Part 3: Can Democrats Retake the House via California?
Narration: The House of Representatives has 435 seats. 53 of those seats are in California. The old saying, “So goes California, so goes the nation” is relevant for this midterm election. One-third of the seats Democrats need to retake the House are in play in California. How Californians vote could decide which party controls the House.
Simone Gao: I asked California Republican National Committeeman Shawn Steel what he thinks will happen.
Simone Gao: One-third of the seats Democrats need to flip to regain the House are in California. So do you think Democrats will overtake those seats in California?
Shawn Steel: Excellent question. I am Californian. I am the committeeman for the Republican Party from California. And you’re correct. One-third of their possible seats are in California. They would have to win half the Republican delegation. There’s 14 Republicans. They’re targeting seven. They will not win seven. Today, I would say they will win one for sure, and three are undecided. So they’re not going to get enough from California to conquer the House. Chances are we have a good, young, anti-communist Young Kim, who’s running for a seat that we thought we were in trouble. She’s now ahead. Dana Rohrabacher, the Newport Beach congressman we were worried about, he’s slightly ahead, but Bloomberg just put 4 million—a super billionaire, Bloomberg just put $4 million against one congressman last night, Dana Rohrabacher. But Newport Beach is pretty conservative. So the Democrats are spending between 60 to 70 million dollars in California alone to beat up Republicans. That’s about 9 million apiece. This is big stakes. Nine million dollars can buy a lot of power, but when you have 60 to 70 million dollars going after seven congressmen, that’s enormously powerful. Now, we’re not alone. We have our own armies, we’re on the ground. We have our own voters. We have headquarters everywhere. It’s a classic battle, and nobody’s ahead decidedly. I would say, of the seven seats, four are safe. Three, two are in danger. One may be lost. So that’s not going to do it for Nancy. She’s going to have to get power in other states.

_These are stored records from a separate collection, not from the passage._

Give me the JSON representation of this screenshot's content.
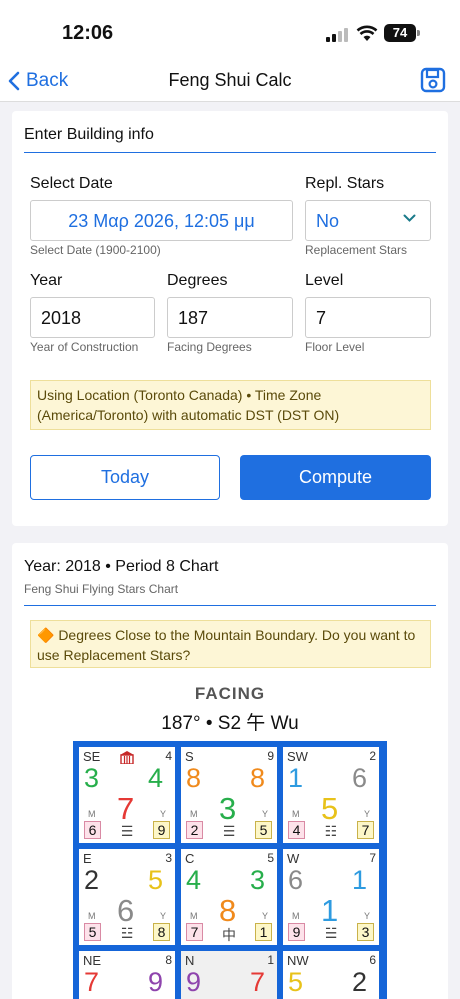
{
  "status_bar": {
    "time": "12:06",
    "battery": "74"
  },
  "nav": {
    "back_label": "Back",
    "title": "Feng Shui Calc"
  },
  "building_card": {
    "heading": "Enter Building info",
    "select_date": {
      "label": "Select Date",
      "value": "23 Μαρ 2026, 12:05 μμ",
      "hint": "Select Date (1900-2100)"
    },
    "repl_stars": {
      "label": "Repl. Stars",
      "value": "No",
      "hint": "Replacement Stars"
    },
    "year": {
      "label": "Year",
      "value": "2018",
      "hint": "Year of Construction"
    },
    "degrees": {
      "label": "Degrees",
      "value": "187",
      "hint": "Facing Degrees"
    },
    "level": {
      "label": "Level",
      "value": "7",
      "hint": "Floor Level"
    },
    "location_notice": "Using Location (Toronto Canada) • Time Zone (America/Toronto) with automatic DST (DST ON)",
    "today_button": "Today",
    "compute_button": "Compute"
  },
  "chart_card": {
    "heading": "Year: 2018 • Period 8 Chart",
    "subheading": "Feng Shui Flying Stars Chart",
    "warning": "🔶 Degrees Close to the Mountain Boundary. Do you want to use Replacement Stars?",
    "facing_label": "FACING",
    "facing_value": "187° • S2 午 Wu",
    "cells": [
      {
        "dir": "SE",
        "num": "4",
        "m": "3",
        "mc": "#27ae4b",
        "f": "4",
        "fc": "#27ae4b",
        "b": "7",
        "bc": "#e53935",
        "ml": "M",
        "yl": "Y",
        "lb": "6",
        "rb": "9",
        "tri": "☰",
        "home": true
      },
      {
        "dir": "S",
        "num": "9",
        "m": "8",
        "mc": "#f08a1c",
        "f": "8",
        "fc": "#f08a1c",
        "b": "3",
        "bc": "#27ae4b",
        "ml": "M",
        "yl": "Y",
        "lb": "2",
        "rb": "5",
        "tri": "☰",
        "home": false
      },
      {
        "dir": "SW",
        "num": "2",
        "m": "1",
        "mc": "#2e9be0",
        "f": "6",
        "fc": "#8a8a8a",
        "b": "5",
        "bc": "#e8c21a",
        "ml": "M",
        "yl": "Y",
        "lb": "4",
        "rb": "7",
        "tri": "☷",
        "home": false
      },
      {
        "dir": "E",
        "num": "3",
        "m": "2",
        "mc": "#333333",
        "f": "5",
        "fc": "#e8c21a",
        "b": "6",
        "bc": "#8a8a8a",
        "ml": "M",
        "yl": "Y",
        "lb": "5",
        "rb": "8",
        "tri": "☳",
        "home": false
      },
      {
        "dir": "C",
        "num": "5",
        "m": "4",
        "mc": "#27ae4b",
        "f": "3",
        "fc": "#27ae4b",
        "b": "8",
        "bc": "#f08a1c",
        "ml": "M",
        "yl": "Y",
        "lb": "7",
        "rb": "1",
        "tri": "中",
        "home": false
      },
      {
        "dir": "W",
        "num": "7",
        "m": "6",
        "mc": "#8a8a8a",
        "f": "1",
        "fc": "#2e9be0",
        "b": "1",
        "bc": "#2e9be0",
        "ml": "M",
        "yl": "Y",
        "lb": "9",
        "rb": "3",
        "tri": "☱",
        "home": false
      },
      {
        "dir": "NE",
        "num": "8",
        "m": "7",
        "mc": "#e53935",
        "f": "9",
        "fc": "#8e44ad",
        "b": "",
        "bc": "#333333",
        "ml": "",
        "yl": "",
        "lb": "",
        "rb": "",
        "tri": "",
        "home": false
      },
      {
        "dir": "N",
        "num": "1",
        "m": "9",
        "mc": "#8e44ad",
        "f": "7",
        "fc": "#e53935",
        "b": "",
        "bc": "#333333",
        "ml": "",
        "yl": "",
        "lb": "",
        "rb": "",
        "tri": "",
        "home": false
      },
      {
        "dir": "NW",
        "num": "6",
        "m": "5",
        "mc": "#e8c21a",
        "f": "2",
        "fc": "#333333",
        "b": "",
        "bc": "#333333",
        "ml": "",
        "yl": "",
        "lb": "",
        "rb": "",
        "tri": "",
        "home": false
      }
    ]
  },
  "colors": {
    "accent": "#1f6fe0",
    "grid_border": "#1565d8"
  }
}
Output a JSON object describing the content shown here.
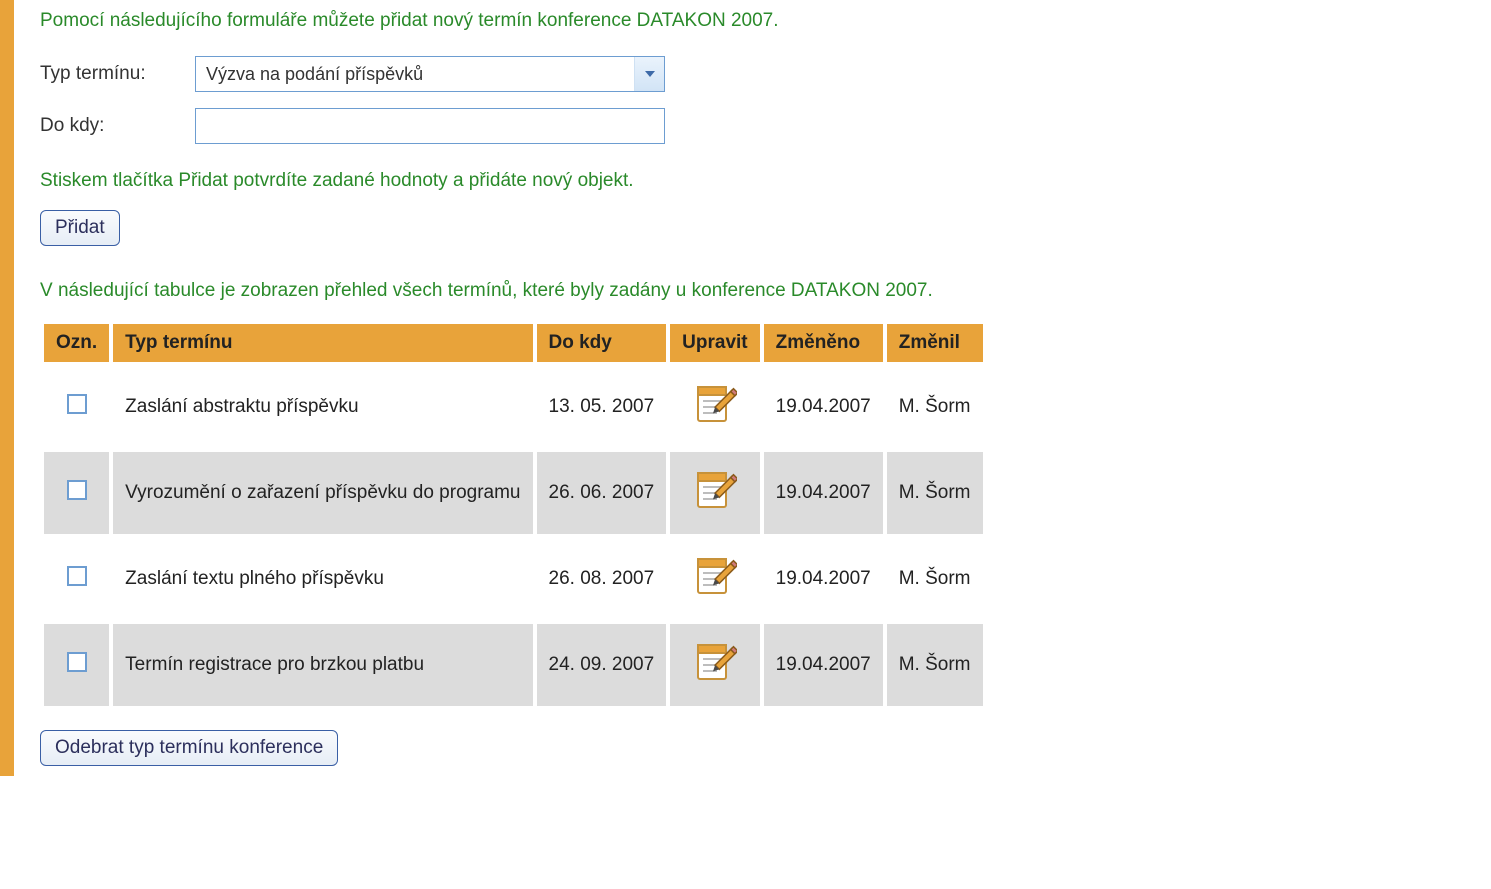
{
  "intro": "Pomocí následujícího formuláře můžete přidat nový termín konference DATAKON 2007.",
  "form": {
    "typeLabel": "Typ termínu:",
    "typeSelected": "Výzva na podání příspěvků",
    "doKdyLabel": "Do kdy:",
    "doKdyValue": ""
  },
  "hint": "Stiskem tlačítka Přidat potvrdíte zadané hodnoty a přidáte nový objekt.",
  "addButton": "Přidat",
  "tableCaption": "V následující tabulce je zobrazen přehled všech termínů, které byly zadány u konference DATAKON 2007.",
  "columns": {
    "ozn": "Ozn.",
    "typ": "Typ termínu",
    "doKdy": "Do kdy",
    "upravit": "Upravit",
    "zmeneno": "Změněno",
    "zmenil": "Změnil"
  },
  "rows": [
    {
      "typ": "Zaslání abstraktu příspěvku",
      "doKdy": "13. 05. 2007",
      "zmeneno": "19.04.2007",
      "zmenil": "M. Šorm"
    },
    {
      "typ": "Vyrozumění o zařazení příspěvku do programu",
      "doKdy": "26. 06. 2007",
      "zmeneno": "19.04.2007",
      "zmenil": "M. Šorm"
    },
    {
      "typ": "Zaslání textu plného příspěvku",
      "doKdy": "26. 08. 2007",
      "zmeneno": "19.04.2007",
      "zmenil": "M. Šorm"
    },
    {
      "typ": "Termín registrace pro brzkou platbu",
      "doKdy": "24. 09. 2007",
      "zmeneno": "19.04.2007",
      "zmenil": "M. Šorm"
    }
  ],
  "removeButton": "Odebrat typ termínu konference"
}
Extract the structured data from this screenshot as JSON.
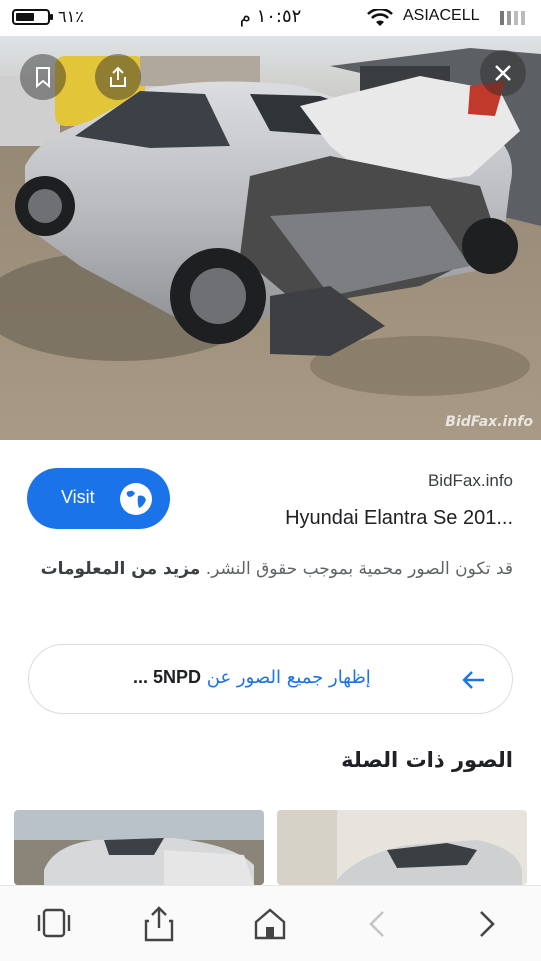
{
  "status_bar": {
    "battery_percent": "٦١٪",
    "battery_level": 0.61,
    "time": "١٠:٥٢ م",
    "carrier": "ASIACELL"
  },
  "image": {
    "watermark": "BidFax.info",
    "subject": "damaged silver Hyundai Elantra sedan, rear crash, salvage lot"
  },
  "result": {
    "visit_label": "Visit",
    "source": "BidFax.info",
    "title": "Hyundai Elantra Se 201...",
    "copyright_text": "قد تكون الصور محمية بموجب حقوق النشر.",
    "more_info": "مزيد من المعلومات"
  },
  "show_all": {
    "text": "إظهار جميع الصور عن",
    "query": "5NPD ..."
  },
  "related": {
    "heading": "الصور ذات الصلة"
  },
  "icons": {
    "bookmark": "bookmark-icon",
    "share": "share-icon",
    "close": "close-icon",
    "globe": "globe-icon",
    "arrow": "arrow-left-icon",
    "tabs": "tabs-icon",
    "home": "home-icon",
    "back": "chevron-left-icon",
    "forward": "chevron-right-icon"
  },
  "colors": {
    "accent": "#1a73e8",
    "text": "#202124",
    "muted": "#5f6368"
  }
}
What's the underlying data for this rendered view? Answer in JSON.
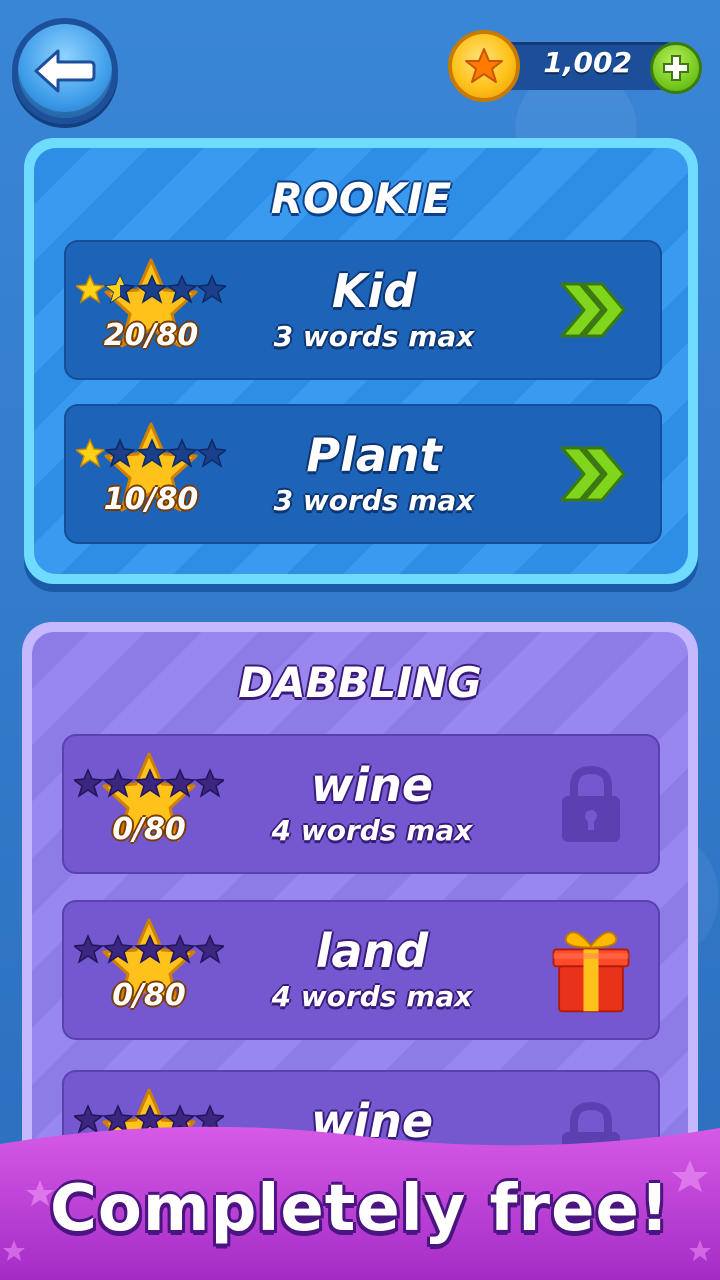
{
  "header": {
    "back_icon": "back-arrow-icon",
    "coins": "1,002",
    "coin_icon": "star-coin-icon",
    "add_icon": "plus-icon"
  },
  "sections": [
    {
      "title": "ROOKIE",
      "levels": [
        {
          "name": "Kid",
          "subtitle": "3 words max",
          "score": "20/80",
          "stars_earned": 1.5,
          "stars_total": 5,
          "action_icon": "double-chevron-right-icon"
        },
        {
          "name": "Plant",
          "subtitle": "3 words max",
          "score": "10/80",
          "stars_earned": 1,
          "stars_total": 5,
          "action_icon": "double-chevron-right-icon"
        }
      ]
    },
    {
      "title": "DABBLING",
      "levels": [
        {
          "name": "wine",
          "subtitle": "4 words max",
          "score": "0/80",
          "stars_earned": 0,
          "stars_total": 5,
          "action_icon": "lock-icon"
        },
        {
          "name": "land",
          "subtitle": "4 words max",
          "score": "0/80",
          "stars_earned": 0,
          "stars_total": 5,
          "action_icon": "gift-icon"
        },
        {
          "name": "wine",
          "subtitle": "",
          "score": "",
          "stars_earned": 0,
          "stars_total": 5,
          "action_icon": "lock-icon"
        }
      ]
    }
  ],
  "banner": {
    "text": "Completely free!"
  },
  "colors": {
    "rookie_accent": "#2e8ee6",
    "dabbling_accent": "#8d7ce6",
    "banner": "#c23fd8",
    "chevron": "#7fd61c",
    "star_gold": "#ffc21a"
  }
}
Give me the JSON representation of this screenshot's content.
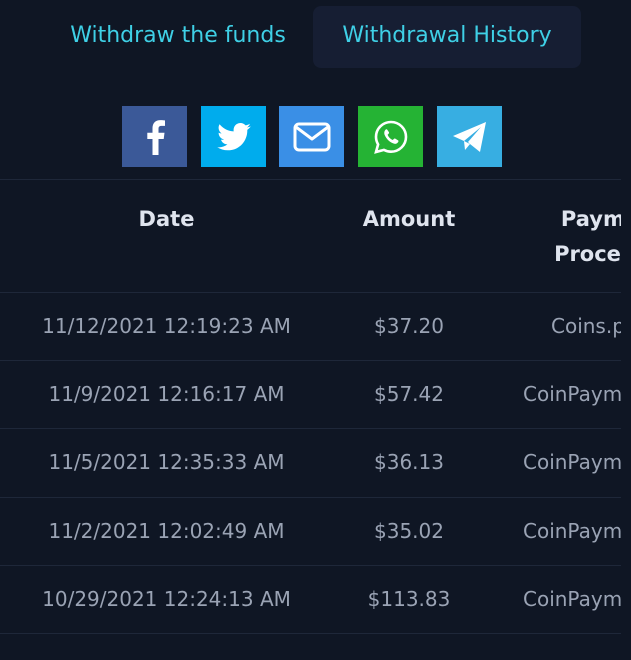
{
  "tabs": [
    {
      "label": "Withdraw the funds",
      "active": false
    },
    {
      "label": "Withdrawal History",
      "active": true
    }
  ],
  "share": {
    "buttons": [
      {
        "name": "facebook",
        "icon": "facebook-icon",
        "color": "#3b5998"
      },
      {
        "name": "twitter",
        "icon": "twitter-icon",
        "color": "#00aced"
      },
      {
        "name": "email",
        "icon": "email-icon",
        "color": "#3a8fe6"
      },
      {
        "name": "whatsapp",
        "icon": "whatsapp-icon",
        "color": "#25b334"
      },
      {
        "name": "telegram",
        "icon": "telegram-icon",
        "color": "#37aee2"
      }
    ]
  },
  "table": {
    "headers": {
      "date": "Date",
      "amount": "Amount",
      "processor_line1": "Payme",
      "processor_line2": "Process"
    },
    "rows": [
      {
        "date": "11/12/2021 12:19:23 AM",
        "amount": "$37.20",
        "processor": "Coins.p"
      },
      {
        "date": "11/9/2021 12:16:17 AM",
        "amount": "$57.42",
        "processor": "CoinPaym"
      },
      {
        "date": "11/5/2021 12:35:33 AM",
        "amount": "$36.13",
        "processor": "CoinPaym"
      },
      {
        "date": "11/2/2021 12:02:49 AM",
        "amount": "$35.02",
        "processor": "CoinPaym"
      },
      {
        "date": "10/29/2021 12:24:13 AM",
        "amount": "$113.83",
        "processor": "CoinPaym"
      }
    ]
  },
  "colors": {
    "background": "#0f1624",
    "accent": "#3fd0e6",
    "active_tab_bg": "#161e33"
  }
}
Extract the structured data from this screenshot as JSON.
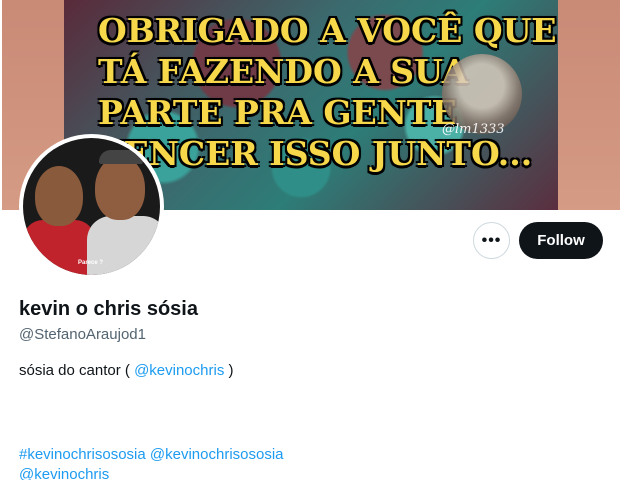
{
  "banner": {
    "lines": [
      "OBRIGADO A VOCÊ QUE",
      "TÁ FAZENDO A SUA",
      "PARTE PRA GENTE",
      "VENCER ISSO JUNTO..."
    ],
    "signature": "@lm1333"
  },
  "avatar": {
    "caption": "Parece ?"
  },
  "actions": {
    "more_label": "•••",
    "follow_label": "Follow"
  },
  "profile": {
    "display_name": "kevin o chris sósia",
    "handle": "@StefanoAraujod1",
    "bio_prefix": "sósia do cantor ( ",
    "bio_mention": "@kevinochris",
    "bio_suffix": " )",
    "hashtag_1": "#kevinochrisososia",
    "hashtag_2": "@kevinochrisososia",
    "mention_2": "@kevinochris"
  },
  "colors": {
    "accent": "#1d9bf0",
    "follow_bg": "#0f1419",
    "banner_bg": "#c98a76",
    "banner_text": "#f6d84a"
  }
}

Simone Gao: What race will you be watching on the election night?
Shawn Steel: Well, I’m going to be focusing mostly in Orange County. I’m going to be looking at across the country. I’m going to be looking happily at North Dakota, Tennessee, Nevada, Arizona for U.S. Senate seats. Very excited about Florida. Very excited about Indiana and Missouri. There’s some really good opportunities that might flow our way, much better than just picking up four seats. We may pick up seven. I mean, it could be quite historic. I’ll worry about the House, but I know Orange County, California, the best, so I’m going to be looking at Dana Rohrabacher and Young Kim. And then we got several Asian-Americans who are running for local offices. There’ll be Tyler Diep, a Vietnamese refugee from the communist in Vietnam, and he’s running for assembly. And so those are my big three races: Young Kim, a Korean; Tyler Diep, a Vietnamese; and Dana Rohrabacher, an original anti-communist and speech writer for Ronald Reagan.
Simone Gao: If Democrats retake the House, how will that affect the rest of President Trump’s term?
Shawn Steel: If the Democrats take over under Pelosi, there’s no such thing as a moderate Democrat. Anybody that says they’re willing to reach across the aisles—we saw that in the Kavanaugh hearings. Of all the Senators, only one Democrat voted for Kavanaugh. So they’re lockstep, tied down by the far left. Not much will happen in Congress, but the president will have a lot of power. Remember, Obama did pretty well with a Republican Congress in both houses. He did pretty well. And Trump is going to do great things in foreign policy. The economy’s going to continue to grow and expand. We are not going to get new laws passed, that’s only if they captured the house.
Simone Gao: The 2016 presidential election was a big surprise to mainstream media and much of the country. Maybe the midterms will have their own surprises. What do you think? By the way, make sure to go out and vote. Thanks for watching “Zooming In.” I’m Simone Gao. See you next week.